Today’s couples are using marriage as a tool to better themselves and expect a more intense partnership  — but that means they spend less time alone, according to Eli Finkel, professor of psychology at Northwestern University.

That intense togetherness can lead to what Finkel describes as suffocation.

Eli Finkel, professor of psychology and management and organizations at Northwestern University, speaks about the modern of suffocation of marriage at the AAAS annual meeting in Chicago Sunday.  Natalie Pacini/MEDILL
Eli Finkel, professor of psychology and management and organizations at Northwestern University, speaks about the suffocation of modern marriage at the AAAS annual meeting in Chicago Sunday. Natalie Pacini/MEDILL

As factors such as work responsibilities and time spent with kids interfere with this crucial quality time, Finkel noted that couples can “re-oxygenate” their marriages. This means optimizing their communication with one another and trying to evaluate conflict from a neutral standpoint, and increasing “couple time” while mutually expecting less of each other at times.

Finkel spoke about his research on marriage at the American Association for the Advancement of Science in Chicago.

He described the history of marriage models in the United States and how they have transitioned compared to a hierarchy of needs developed Abraham Maslow developed in the 1940s.

In what he calls the Pragmatic Model of Marriage, unions in the 18th and 19th centuries focused on Maslow’s levels of more basic safety and physiological needs.  Civic institutions were much less prevalent than they are today to ensure basic needs, so spouses turned to each other mainly for food, shelter and safety.

But in the mid-19th century, as basic survival became less of a concern for most individuals, couples began to seek more than just the basics from one another; they sought love and belonging.  This transition required a greater mutual understanding of each other’s feelings than most marriages in decades prior.

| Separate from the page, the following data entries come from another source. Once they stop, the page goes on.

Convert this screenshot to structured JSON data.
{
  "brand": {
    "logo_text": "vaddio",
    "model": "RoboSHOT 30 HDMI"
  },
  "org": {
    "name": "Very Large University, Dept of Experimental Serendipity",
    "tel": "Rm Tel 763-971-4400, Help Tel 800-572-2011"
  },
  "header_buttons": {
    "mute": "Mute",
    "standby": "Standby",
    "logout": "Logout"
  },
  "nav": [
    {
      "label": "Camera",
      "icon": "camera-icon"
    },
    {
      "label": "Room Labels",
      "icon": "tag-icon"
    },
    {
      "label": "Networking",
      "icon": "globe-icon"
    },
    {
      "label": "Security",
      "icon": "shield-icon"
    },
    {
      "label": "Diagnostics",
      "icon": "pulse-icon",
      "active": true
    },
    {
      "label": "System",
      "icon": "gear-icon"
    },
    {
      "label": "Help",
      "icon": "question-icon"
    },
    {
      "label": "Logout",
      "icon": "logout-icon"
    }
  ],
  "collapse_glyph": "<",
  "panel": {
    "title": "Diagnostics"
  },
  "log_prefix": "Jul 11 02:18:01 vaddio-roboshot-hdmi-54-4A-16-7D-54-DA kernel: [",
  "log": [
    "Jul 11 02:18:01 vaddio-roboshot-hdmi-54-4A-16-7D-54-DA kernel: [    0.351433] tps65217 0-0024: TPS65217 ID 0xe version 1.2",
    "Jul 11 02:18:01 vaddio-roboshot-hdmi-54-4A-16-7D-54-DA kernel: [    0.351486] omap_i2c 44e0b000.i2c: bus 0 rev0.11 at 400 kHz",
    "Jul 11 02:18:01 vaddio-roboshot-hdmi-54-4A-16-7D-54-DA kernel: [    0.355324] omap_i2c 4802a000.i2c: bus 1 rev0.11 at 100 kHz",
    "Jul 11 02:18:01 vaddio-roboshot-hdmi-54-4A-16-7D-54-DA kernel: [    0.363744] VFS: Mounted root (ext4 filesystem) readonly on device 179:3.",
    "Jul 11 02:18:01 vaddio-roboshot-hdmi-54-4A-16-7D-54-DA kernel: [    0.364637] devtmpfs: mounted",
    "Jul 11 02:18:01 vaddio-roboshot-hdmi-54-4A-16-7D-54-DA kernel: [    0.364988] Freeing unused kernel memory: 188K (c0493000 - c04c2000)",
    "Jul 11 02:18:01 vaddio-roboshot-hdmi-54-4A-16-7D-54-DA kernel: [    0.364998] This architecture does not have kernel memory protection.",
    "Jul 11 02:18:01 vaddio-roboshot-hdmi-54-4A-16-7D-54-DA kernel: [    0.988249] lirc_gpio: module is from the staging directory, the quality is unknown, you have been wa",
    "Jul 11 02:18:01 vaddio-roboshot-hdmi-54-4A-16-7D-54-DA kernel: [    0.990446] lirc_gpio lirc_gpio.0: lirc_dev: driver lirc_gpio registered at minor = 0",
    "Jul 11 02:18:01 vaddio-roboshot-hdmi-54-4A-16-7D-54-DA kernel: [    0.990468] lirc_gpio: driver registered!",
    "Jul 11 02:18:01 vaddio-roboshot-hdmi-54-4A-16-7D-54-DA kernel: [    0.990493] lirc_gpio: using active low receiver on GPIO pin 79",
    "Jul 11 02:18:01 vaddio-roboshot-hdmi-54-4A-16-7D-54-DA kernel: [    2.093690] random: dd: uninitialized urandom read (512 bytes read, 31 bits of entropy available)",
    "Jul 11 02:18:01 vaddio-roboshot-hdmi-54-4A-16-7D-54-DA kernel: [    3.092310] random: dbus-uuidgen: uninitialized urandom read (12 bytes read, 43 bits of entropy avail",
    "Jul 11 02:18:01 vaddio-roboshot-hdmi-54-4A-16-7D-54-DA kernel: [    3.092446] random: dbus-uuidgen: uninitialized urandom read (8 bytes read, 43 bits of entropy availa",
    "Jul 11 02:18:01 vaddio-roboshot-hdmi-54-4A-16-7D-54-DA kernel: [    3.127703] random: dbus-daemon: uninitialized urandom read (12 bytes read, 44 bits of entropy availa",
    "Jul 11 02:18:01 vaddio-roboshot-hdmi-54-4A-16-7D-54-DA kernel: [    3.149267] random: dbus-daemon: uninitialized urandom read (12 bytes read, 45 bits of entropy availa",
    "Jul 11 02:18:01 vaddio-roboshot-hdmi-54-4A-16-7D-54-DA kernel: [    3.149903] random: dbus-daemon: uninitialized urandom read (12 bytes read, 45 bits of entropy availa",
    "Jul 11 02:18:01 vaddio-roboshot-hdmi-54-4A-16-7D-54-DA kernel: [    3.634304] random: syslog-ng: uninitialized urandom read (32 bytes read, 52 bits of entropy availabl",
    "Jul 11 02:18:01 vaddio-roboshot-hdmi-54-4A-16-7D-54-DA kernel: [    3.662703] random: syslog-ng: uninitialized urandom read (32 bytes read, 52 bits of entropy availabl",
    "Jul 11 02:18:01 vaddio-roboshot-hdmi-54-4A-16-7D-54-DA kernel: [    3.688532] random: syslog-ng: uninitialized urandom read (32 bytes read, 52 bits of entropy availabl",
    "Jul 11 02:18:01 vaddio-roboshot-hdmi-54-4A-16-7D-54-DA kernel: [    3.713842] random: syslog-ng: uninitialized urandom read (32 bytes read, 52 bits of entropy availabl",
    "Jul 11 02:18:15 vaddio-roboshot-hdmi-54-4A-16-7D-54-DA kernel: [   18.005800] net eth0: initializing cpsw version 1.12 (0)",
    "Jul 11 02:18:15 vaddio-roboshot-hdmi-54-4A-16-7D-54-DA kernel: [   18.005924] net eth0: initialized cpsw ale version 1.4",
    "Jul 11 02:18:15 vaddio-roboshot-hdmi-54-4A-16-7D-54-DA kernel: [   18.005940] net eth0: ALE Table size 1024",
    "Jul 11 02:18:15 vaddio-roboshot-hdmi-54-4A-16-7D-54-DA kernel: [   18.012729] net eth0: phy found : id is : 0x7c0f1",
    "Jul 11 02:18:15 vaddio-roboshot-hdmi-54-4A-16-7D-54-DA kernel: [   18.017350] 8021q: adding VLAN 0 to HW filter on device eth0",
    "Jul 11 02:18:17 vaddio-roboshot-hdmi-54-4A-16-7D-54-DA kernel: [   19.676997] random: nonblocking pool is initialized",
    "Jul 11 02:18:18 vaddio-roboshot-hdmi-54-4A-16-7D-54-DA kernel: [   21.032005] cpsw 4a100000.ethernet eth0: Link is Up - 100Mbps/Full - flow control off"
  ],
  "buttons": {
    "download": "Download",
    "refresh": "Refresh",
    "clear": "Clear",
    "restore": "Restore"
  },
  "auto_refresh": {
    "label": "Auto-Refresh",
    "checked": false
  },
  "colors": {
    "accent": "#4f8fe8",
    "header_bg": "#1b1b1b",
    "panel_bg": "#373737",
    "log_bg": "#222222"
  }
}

In contrast, today’s marriages are looking to fulfill the esteem and self-actualization portions of Maslow’s hierarchy.  This is not to say, according to Finkel, that modern marriages are more demanding than those of the past.

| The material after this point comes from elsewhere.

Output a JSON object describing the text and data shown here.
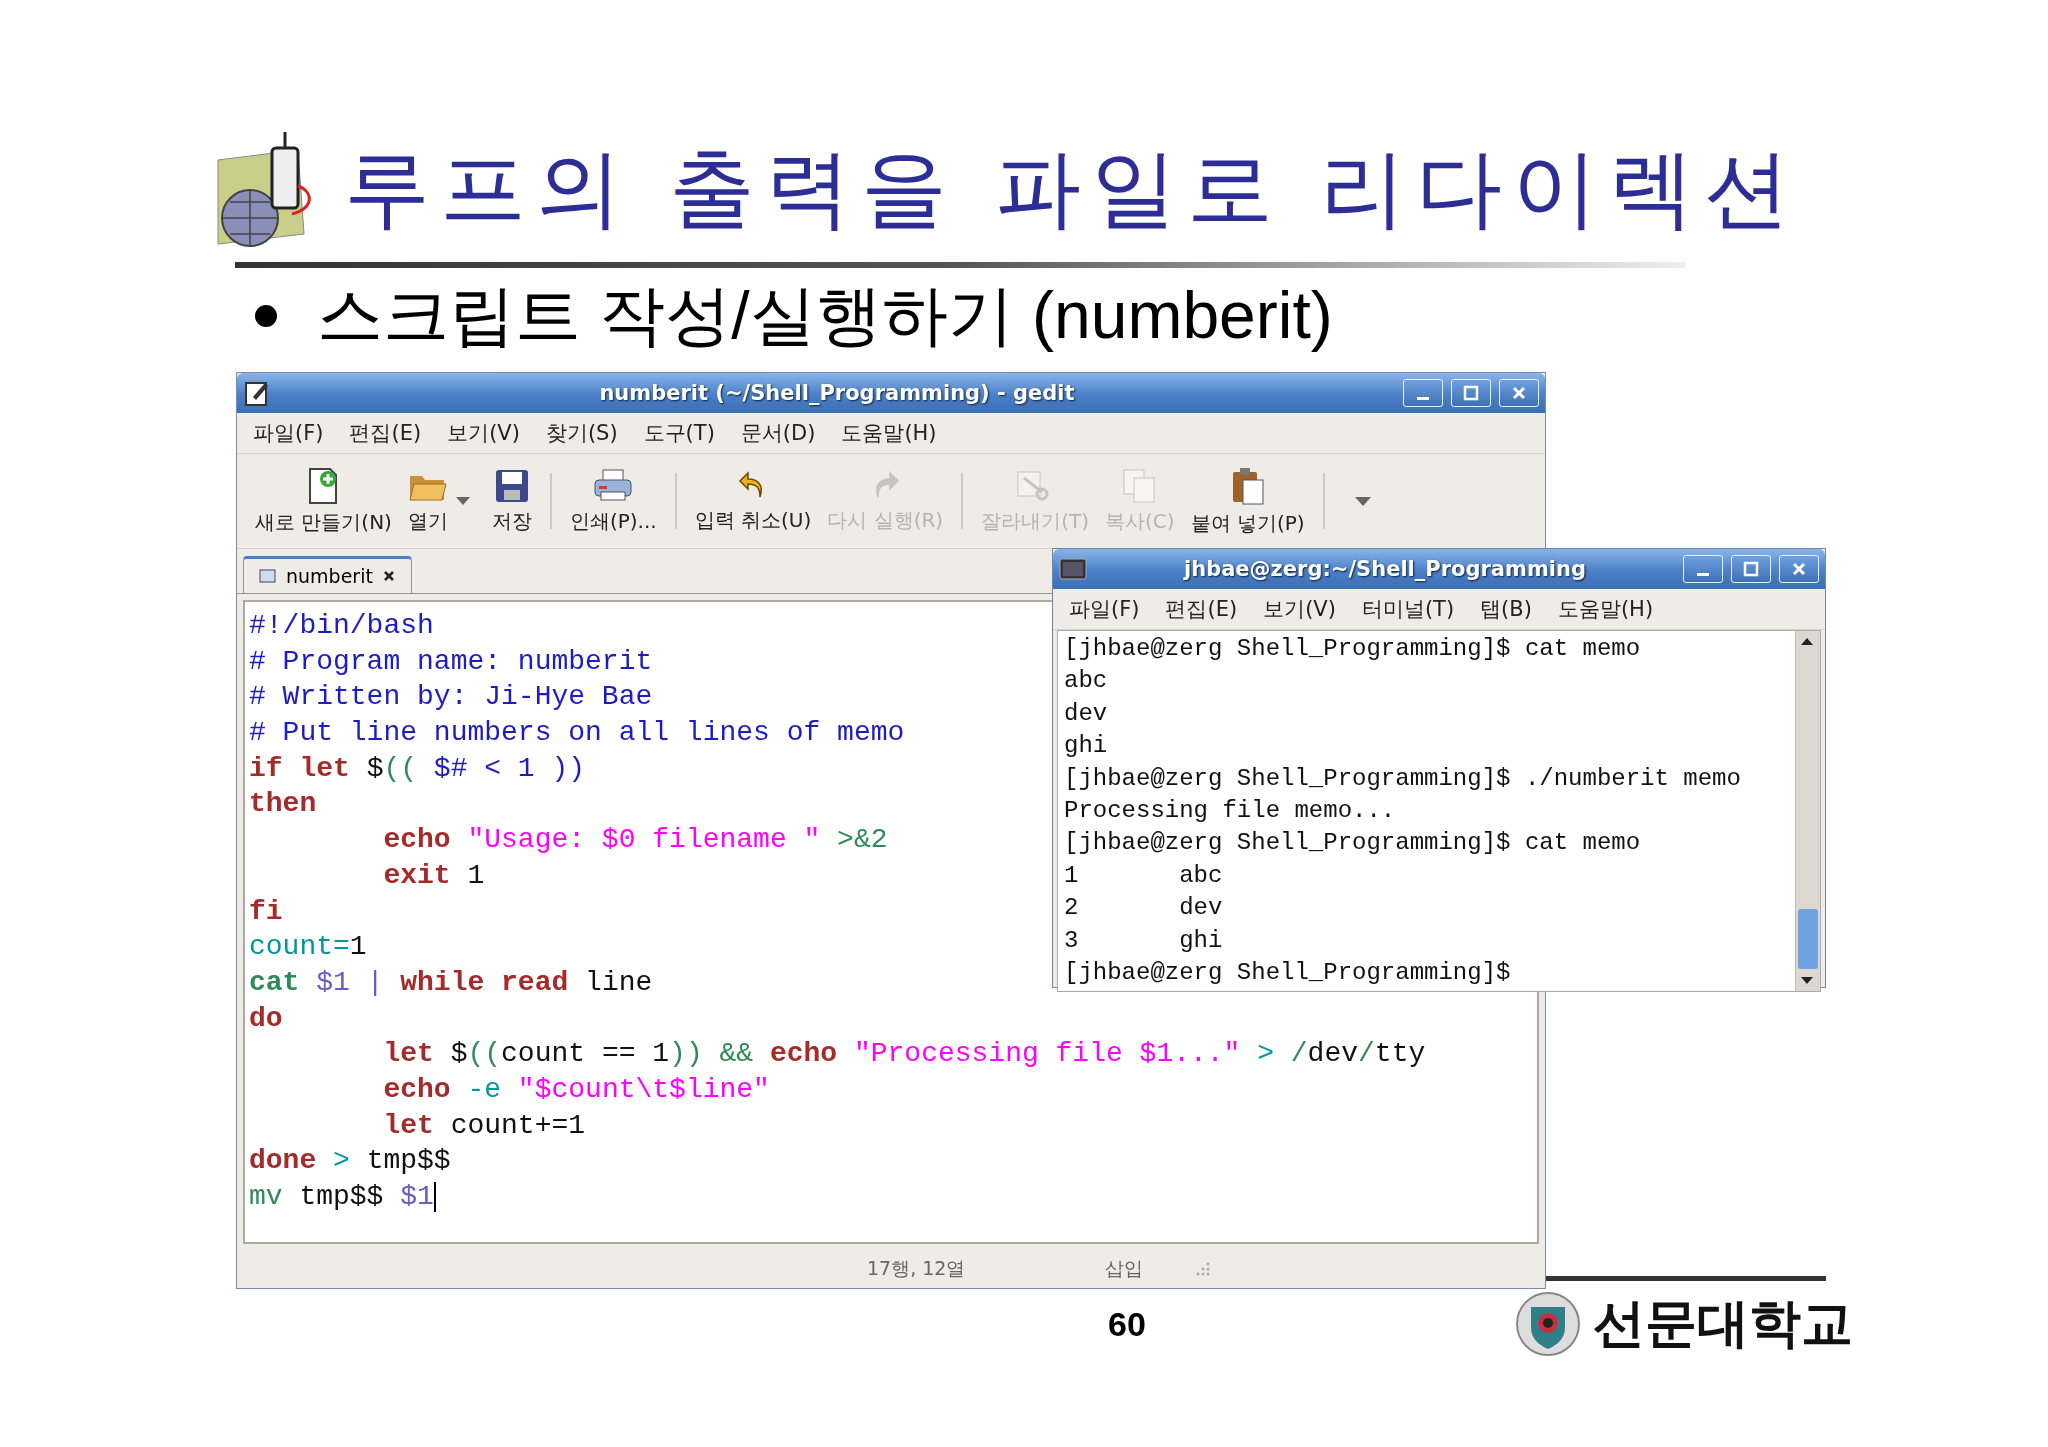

“As you go up Maslow’s hierarchy, what you’re asking of the marriage itself is deeper, more profound insight into each other’s core essence,” Finkel said. “You must understand him at a pretty deep level to know that his unique psychological constellation of strengths and limitations are. And the way that you need to do that… is time – quality time together.”

“I do not believe,” Finkel said, “that we are asking more of our marriages today than we did in 1800 or in 1900 or in 1950 or any other time… What we are asking is different.”